> Your instructions:
Scan the entries for lines with the word "MyAKSCluster" and copy those lines.

> The data:

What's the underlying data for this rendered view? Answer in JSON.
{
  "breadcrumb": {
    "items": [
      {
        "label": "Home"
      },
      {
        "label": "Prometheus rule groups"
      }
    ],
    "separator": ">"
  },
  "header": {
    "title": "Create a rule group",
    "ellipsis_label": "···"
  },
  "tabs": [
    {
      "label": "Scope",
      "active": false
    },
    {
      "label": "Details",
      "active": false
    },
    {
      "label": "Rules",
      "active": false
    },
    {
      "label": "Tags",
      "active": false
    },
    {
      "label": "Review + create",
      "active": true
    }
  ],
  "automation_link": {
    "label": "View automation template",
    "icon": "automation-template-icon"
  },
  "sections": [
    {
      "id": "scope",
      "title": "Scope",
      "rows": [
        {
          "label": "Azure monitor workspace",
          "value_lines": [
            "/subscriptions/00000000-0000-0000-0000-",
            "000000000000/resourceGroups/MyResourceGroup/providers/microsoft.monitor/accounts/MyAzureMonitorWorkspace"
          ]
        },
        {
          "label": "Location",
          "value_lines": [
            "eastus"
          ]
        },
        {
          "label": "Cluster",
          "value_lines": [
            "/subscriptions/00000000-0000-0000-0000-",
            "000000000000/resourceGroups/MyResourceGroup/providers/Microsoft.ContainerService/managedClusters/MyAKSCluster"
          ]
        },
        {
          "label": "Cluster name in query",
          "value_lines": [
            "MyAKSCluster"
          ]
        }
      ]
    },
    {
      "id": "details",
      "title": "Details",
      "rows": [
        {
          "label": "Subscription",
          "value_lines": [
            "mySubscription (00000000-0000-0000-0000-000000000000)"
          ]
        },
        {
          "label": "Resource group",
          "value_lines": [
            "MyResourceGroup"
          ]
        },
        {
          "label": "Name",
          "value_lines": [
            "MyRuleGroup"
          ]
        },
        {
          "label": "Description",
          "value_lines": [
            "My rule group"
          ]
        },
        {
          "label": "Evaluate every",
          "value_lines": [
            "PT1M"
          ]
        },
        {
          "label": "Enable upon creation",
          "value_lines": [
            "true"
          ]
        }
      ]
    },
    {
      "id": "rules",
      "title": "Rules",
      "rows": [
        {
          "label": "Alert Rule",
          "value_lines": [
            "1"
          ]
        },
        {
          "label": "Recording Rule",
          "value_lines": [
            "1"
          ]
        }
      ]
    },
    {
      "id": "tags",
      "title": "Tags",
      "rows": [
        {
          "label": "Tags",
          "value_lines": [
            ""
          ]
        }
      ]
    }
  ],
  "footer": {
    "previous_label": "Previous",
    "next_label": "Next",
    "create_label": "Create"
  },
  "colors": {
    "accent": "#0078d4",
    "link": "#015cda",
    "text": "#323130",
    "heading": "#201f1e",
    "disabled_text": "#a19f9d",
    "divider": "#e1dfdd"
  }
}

> Answer area:
            "000000000000/resourceGroups/MyResourceGroup/providers/Microsoft.ContainerService/managedClusters/MyAKSCluster"
            "MyAKSCluster"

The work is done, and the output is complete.